═════ Material to process ═════

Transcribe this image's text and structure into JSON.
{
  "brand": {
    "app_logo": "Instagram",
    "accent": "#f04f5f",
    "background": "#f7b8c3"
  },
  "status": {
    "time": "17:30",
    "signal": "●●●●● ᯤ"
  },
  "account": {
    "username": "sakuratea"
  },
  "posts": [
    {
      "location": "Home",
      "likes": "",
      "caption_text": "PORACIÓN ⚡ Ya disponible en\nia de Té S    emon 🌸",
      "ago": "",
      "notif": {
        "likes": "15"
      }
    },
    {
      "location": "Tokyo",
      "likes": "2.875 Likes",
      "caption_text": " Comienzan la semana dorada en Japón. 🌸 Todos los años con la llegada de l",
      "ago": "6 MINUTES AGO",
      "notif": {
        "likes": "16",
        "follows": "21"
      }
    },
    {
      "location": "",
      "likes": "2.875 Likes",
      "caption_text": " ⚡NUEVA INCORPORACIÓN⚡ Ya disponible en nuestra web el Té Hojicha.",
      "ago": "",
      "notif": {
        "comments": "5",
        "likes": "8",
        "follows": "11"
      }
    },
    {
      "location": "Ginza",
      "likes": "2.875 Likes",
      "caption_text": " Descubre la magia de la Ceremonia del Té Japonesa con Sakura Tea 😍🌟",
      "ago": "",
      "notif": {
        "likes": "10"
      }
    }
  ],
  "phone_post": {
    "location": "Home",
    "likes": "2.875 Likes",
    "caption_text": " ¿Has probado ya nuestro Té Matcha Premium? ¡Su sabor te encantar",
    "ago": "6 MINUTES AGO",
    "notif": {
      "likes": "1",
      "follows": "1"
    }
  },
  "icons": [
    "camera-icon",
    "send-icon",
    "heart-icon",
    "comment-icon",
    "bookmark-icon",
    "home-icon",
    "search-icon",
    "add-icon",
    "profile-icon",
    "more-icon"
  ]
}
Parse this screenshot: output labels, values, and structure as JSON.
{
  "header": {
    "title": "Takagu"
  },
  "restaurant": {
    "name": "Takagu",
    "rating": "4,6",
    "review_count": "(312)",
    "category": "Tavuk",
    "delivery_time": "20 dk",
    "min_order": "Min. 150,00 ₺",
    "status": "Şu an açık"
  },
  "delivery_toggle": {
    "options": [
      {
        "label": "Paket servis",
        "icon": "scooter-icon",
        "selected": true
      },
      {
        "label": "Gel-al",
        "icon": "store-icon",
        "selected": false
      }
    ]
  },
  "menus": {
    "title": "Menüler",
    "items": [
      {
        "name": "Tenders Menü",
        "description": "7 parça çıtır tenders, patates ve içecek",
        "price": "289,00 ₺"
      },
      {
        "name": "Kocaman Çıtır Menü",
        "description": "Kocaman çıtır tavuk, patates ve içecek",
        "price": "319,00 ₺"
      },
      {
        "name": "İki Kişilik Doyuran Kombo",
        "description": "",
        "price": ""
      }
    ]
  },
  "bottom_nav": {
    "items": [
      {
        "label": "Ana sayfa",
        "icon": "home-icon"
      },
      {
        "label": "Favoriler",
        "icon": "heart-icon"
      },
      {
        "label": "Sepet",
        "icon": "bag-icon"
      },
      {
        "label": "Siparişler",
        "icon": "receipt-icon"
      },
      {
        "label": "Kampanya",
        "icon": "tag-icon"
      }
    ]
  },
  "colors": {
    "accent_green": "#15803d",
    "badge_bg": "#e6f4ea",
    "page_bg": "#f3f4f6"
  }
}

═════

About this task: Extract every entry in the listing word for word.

Result of the exercise:
Transcribe this image's text and structure into JSON.
{
  "brand": {
    "app_logo": "Instagram",
    "accent": "#f04f5f",
    "background": "#f7b8c3"
  },
  "status": {
    "time": "17:30",
    "signal": "●●●●● ᯤ"
  },
  "account": {
    "username": "sakuratea"
  },
  "posts": [
    {
      "location": "Home",
      "likes": "",
      "caption_text": "PORACIÓN ⚡ Ya disponible en\nia de Té S    emon 🌸",
      "ago": "",
      "notif": {
        "likes": "15"
      }
    },
    {
      "location": "Tokyo",
      "likes": "2.875 Likes",
      "caption_text": " Comienzan la semana dorada en Japón. 🌸 Todos los años con la llegada de l",
      "ago": "6 MINUTES AGO",
      "notif": {
        "likes": "16",
        "follows": "21"
      }
    },
    {
      "location": "",
      "likes": "2.875 Likes",
      "caption_text": " ⚡NUEVA INCORPORACIÓN⚡ Ya disponible en nuestra web el Té Hojicha.",
      "ago": "",
      "notif": {
        "comments": "5",
        "likes": "8",
        "follows": "11"
      }
    },
    {
      "location": "Ginza",
      "likes": "2.875 Likes",
      "caption_text": " Descubre la magia de la Ceremonia del Té Japonesa con Sakura Tea 😍🌟",
      "ago": "",
      "notif": {
        "likes": "10"
      }
    }
  ],
  "phone_post": {
    "location": "Home",
    "likes": "2.875 Likes",
    "caption_text": " ¿Has probado ya nuestro Té Matcha Premium? ¡Su sabor te encantar",
    "ago": "6 MINUTES AGO",
    "notif": {
      "likes": "1",
      "follows": "1"
    }
  },
  "icons": [
    "camera-icon",
    "send-icon",
    "heart-icon",
    "comment-icon",
    "bookmark-icon",
    "home-icon",
    "search-icon",
    "add-icon",
    "profile-icon",
    "more-icon"
  ]
}
Parse this screenshot: output labels, values, and structure as JSON.
{
  "header": {
    "title": "Takagu"
  },
  "restaurant": {
    "name": "Takagu",
    "rating": "4,6",
    "review_count": "(312)",
    "category": "Tavuk",
    "delivery_time": "20 dk",
    "min_order": "Min. 150,00 ₺",
    "status": "Şu an açık"
  },
  "delivery_toggle": {
    "options": [
      {
        "label": "Paket servis",
        "icon": "scooter-icon",
        "selected": true
      },
      {
        "label": "Gel-al",
        "icon": "store-icon",
        "selected": false
      }
    ]
  },
  "menus": {
    "title": "Menüler",
    "items": [
      {
        "name": "Tenders Menü",
        "description": "7 parça çıtır tenders, patates ve içecek",
        "price": "289,00 ₺"
      },
      {
        "name": "Kocaman Çıtır Menü",
        "description": "Kocaman çıtır tavuk, patates ve içecek",
        "price": "319,00 ₺"
      },
      {
        "name": "İki Kişilik Doyuran Kombo",
        "description": "",
        "price": ""
      }
    ]
  },
  "bottom_nav": {
    "items": [
      {
        "label": "Ana sayfa",
        "icon": "home-icon"
      },
      {
        "label": "Favoriler",
        "icon": "heart-icon"
      },
      {
        "label": "Sepet",
        "icon": "bag-icon"
      },
      {
        "label": "Siparişler",
        "icon": "receipt-icon"
      },
      {
        "label": "Kampanya",
        "icon": "tag-icon"
      }
    ]
  },
  "colors": {
    "accent_green": "#15803d",
    "badge_bg": "#e6f4ea",
    "page_bg": "#f3f4f6"
  }
}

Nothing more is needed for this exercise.